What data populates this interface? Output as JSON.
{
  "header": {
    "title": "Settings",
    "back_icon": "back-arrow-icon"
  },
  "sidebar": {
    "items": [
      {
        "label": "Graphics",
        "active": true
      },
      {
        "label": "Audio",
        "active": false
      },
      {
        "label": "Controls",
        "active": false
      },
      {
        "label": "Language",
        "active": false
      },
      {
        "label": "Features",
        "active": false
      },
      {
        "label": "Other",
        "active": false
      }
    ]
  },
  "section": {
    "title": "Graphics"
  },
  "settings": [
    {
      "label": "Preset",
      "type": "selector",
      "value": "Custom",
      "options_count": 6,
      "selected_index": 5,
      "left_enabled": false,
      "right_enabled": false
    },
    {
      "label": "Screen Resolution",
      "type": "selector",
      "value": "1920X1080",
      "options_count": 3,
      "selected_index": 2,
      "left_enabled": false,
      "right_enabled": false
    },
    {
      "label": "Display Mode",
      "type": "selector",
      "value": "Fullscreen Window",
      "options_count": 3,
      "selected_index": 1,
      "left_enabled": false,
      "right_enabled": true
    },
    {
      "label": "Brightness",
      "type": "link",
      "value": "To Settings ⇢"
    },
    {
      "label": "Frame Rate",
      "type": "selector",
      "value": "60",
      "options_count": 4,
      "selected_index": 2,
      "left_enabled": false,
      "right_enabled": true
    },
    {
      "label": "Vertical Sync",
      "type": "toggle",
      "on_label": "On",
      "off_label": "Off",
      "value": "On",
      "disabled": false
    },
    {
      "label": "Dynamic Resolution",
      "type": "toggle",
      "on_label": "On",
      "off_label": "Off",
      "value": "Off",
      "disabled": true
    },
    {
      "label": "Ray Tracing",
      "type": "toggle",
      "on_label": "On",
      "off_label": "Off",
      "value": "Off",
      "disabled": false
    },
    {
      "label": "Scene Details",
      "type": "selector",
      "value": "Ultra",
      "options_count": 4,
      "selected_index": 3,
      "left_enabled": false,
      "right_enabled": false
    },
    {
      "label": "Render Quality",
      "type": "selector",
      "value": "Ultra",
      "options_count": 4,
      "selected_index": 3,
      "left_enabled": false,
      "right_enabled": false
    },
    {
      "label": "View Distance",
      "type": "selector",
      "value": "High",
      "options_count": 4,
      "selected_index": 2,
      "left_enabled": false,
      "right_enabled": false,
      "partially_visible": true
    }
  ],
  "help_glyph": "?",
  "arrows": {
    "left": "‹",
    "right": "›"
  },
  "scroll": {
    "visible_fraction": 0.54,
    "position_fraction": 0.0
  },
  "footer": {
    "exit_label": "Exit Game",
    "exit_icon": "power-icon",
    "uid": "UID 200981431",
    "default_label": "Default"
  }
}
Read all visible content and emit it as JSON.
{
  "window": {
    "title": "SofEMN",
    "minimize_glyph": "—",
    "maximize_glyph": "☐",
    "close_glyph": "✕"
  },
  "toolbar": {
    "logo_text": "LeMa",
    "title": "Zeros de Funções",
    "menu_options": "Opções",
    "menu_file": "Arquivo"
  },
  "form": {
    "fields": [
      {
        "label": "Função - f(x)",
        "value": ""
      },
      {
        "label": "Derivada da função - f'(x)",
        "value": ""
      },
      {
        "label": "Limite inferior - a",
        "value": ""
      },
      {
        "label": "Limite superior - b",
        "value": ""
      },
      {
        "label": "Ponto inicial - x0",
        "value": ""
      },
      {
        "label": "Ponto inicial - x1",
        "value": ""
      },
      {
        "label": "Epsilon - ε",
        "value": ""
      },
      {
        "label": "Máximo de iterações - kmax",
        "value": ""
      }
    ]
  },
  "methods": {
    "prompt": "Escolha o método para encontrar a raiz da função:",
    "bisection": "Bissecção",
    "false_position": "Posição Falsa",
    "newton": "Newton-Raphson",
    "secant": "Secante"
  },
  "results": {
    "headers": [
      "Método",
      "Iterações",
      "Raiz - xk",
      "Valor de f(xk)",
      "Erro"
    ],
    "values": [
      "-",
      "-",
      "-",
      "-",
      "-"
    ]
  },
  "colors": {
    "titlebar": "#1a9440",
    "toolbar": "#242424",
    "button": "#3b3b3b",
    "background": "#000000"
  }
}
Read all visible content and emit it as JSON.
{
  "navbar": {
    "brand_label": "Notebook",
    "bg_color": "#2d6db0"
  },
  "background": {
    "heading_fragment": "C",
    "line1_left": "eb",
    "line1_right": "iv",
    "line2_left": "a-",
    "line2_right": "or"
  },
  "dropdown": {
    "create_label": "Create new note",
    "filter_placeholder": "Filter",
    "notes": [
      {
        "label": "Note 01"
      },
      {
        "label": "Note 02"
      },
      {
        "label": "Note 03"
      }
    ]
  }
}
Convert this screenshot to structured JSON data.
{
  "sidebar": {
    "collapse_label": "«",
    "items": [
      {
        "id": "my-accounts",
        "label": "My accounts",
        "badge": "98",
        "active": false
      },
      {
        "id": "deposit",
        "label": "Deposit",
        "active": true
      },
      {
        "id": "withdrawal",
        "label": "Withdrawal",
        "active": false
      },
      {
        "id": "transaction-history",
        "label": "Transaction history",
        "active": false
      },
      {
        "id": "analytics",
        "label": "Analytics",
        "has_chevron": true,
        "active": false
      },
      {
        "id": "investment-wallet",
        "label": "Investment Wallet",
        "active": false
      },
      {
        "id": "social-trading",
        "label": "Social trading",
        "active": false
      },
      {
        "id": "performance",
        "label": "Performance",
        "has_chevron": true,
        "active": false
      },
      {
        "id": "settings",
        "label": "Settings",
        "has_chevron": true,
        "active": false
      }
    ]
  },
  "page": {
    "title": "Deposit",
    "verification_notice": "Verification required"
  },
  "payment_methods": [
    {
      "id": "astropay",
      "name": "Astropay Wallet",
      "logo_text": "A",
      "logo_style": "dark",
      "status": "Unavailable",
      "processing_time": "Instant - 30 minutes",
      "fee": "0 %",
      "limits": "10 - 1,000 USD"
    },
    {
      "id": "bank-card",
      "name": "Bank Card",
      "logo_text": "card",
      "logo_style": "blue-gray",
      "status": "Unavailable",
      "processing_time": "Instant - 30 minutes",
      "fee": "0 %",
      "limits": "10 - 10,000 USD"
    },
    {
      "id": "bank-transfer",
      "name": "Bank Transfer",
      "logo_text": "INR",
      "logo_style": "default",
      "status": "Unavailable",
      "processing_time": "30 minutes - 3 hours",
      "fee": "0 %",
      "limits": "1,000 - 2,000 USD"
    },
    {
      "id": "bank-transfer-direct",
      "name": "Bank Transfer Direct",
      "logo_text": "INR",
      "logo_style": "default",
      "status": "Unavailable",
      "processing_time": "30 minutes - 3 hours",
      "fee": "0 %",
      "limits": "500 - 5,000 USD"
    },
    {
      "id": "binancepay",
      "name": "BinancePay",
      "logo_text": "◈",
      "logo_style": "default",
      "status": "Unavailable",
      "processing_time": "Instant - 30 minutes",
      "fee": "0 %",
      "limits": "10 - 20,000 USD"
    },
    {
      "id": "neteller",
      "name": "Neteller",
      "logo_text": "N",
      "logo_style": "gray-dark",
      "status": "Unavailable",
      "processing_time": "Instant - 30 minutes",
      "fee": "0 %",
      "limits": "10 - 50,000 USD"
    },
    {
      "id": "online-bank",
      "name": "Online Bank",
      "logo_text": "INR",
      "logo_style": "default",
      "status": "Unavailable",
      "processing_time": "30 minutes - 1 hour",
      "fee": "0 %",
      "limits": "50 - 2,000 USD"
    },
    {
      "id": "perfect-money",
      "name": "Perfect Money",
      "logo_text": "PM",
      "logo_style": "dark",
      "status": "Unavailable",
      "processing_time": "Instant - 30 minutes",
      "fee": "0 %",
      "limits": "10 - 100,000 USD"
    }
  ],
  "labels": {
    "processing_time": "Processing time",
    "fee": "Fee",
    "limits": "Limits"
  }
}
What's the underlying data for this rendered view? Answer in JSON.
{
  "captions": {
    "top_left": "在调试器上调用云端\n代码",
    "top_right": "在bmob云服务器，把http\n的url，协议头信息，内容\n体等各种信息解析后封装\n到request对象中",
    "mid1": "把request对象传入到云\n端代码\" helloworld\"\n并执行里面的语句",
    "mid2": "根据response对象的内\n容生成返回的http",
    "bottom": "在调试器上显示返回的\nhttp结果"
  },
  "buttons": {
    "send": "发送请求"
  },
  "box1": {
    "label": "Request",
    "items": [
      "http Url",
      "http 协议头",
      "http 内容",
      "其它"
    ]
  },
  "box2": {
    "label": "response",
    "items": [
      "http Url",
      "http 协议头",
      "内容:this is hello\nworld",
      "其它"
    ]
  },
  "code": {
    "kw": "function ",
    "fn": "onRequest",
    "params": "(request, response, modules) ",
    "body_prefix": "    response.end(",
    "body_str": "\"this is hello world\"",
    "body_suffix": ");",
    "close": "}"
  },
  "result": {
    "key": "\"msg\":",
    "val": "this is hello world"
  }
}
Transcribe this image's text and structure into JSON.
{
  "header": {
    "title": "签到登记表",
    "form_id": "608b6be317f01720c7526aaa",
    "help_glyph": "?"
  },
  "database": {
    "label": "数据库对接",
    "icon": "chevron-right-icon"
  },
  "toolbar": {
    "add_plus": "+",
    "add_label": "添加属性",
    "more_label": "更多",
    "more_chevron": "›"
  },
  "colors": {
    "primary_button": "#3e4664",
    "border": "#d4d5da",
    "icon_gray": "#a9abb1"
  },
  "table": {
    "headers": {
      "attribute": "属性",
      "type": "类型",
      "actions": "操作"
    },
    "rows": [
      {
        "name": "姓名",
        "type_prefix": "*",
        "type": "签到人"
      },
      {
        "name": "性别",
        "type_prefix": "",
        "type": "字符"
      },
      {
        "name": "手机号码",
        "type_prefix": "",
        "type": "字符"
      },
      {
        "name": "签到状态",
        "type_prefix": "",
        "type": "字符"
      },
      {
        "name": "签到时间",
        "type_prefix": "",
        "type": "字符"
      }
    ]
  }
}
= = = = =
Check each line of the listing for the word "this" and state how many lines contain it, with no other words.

7